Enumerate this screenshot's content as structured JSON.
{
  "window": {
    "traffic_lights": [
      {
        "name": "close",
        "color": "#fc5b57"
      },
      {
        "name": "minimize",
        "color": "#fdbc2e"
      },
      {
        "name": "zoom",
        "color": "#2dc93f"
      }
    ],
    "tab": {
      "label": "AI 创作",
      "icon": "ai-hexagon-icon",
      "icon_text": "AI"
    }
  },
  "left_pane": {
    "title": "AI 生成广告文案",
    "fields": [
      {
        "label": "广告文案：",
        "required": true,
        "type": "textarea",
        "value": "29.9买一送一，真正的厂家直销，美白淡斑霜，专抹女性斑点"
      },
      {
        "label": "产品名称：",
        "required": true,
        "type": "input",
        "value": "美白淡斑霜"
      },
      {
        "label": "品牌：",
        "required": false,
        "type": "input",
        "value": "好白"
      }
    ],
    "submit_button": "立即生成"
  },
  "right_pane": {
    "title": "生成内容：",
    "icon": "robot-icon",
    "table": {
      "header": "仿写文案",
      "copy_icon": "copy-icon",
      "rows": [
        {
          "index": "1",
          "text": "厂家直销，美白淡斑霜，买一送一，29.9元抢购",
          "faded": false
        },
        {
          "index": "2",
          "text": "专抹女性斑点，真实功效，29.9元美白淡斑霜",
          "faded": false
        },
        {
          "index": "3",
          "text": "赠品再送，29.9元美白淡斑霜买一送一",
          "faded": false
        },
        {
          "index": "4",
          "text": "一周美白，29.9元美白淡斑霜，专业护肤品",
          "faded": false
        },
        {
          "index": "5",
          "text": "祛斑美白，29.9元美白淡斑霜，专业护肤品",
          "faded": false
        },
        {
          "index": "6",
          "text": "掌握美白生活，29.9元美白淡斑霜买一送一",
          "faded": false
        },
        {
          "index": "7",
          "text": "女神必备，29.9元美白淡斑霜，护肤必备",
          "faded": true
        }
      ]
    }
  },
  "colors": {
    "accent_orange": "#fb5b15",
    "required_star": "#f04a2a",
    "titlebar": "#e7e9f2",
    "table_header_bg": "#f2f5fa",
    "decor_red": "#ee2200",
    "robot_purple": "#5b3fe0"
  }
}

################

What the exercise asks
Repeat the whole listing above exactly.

Exercise result
Enumerate this screenshot's content as structured JSON.
{
  "window": {
    "traffic_lights": [
      {
        "name": "close",
        "color": "#fc5b57"
      },
      {
        "name": "minimize",
        "color": "#fdbc2e"
      },
      {
        "name": "zoom",
        "color": "#2dc93f"
      }
    ],
    "tab": {
      "label": "AI 创作",
      "icon": "ai-hexagon-icon",
      "icon_text": "AI"
    }
  },
  "left_pane": {
    "title": "AI 生成广告文案",
    "fields": [
      {
        "label": "广告文案：",
        "required": true,
        "type": "textarea",
        "value": "29.9买一送一，真正的厂家直销，美白淡斑霜，专抹女性斑点"
      },
      {
        "label": "产品名称：",
        "required": true,
        "type": "input",
        "value": "美白淡斑霜"
      },
      {
        "label": "品牌：",
        "required": false,
        "type": "input",
        "value": "好白"
      }
    ],
    "submit_button": "立即生成"
  },
  "right_pane": {
    "title": "生成内容：",
    "icon": "robot-icon",
    "table": {
      "header": "仿写文案",
      "copy_icon": "copy-icon",
      "rows": [
        {
          "index": "1",
          "text": "厂家直销，美白淡斑霜，买一送一，29.9元抢购",
          "faded": false
        },
        {
          "index": "2",
          "text": "专抹女性斑点，真实功效，29.9元美白淡斑霜",
          "faded": false
        },
        {
          "index": "3",
          "text": "赠品再送，29.9元美白淡斑霜买一送一",
          "faded": false
        },
        {
          "index": "4",
          "text": "一周美白，29.9元美白淡斑霜，专业护肤品",
          "faded": false
        },
        {
          "index": "5",
          "text": "祛斑美白，29.9元美白淡斑霜，专业护肤品",
          "faded": false
        },
        {
          "index": "6",
          "text": "掌握美白生活，29.9元美白淡斑霜买一送一",
          "faded": false
        },
        {
          "index": "7",
          "text": "女神必备，29.9元美白淡斑霜，护肤必备",
          "faded": true
        }
      ]
    }
  },
  "colors": {
    "accent_orange": "#fb5b15",
    "required_star": "#f04a2a",
    "titlebar": "#e7e9f2",
    "table_header_bg": "#f2f5fa",
    "decor_red": "#ee2200",
    "robot_purple": "#5b3fe0"
  }
}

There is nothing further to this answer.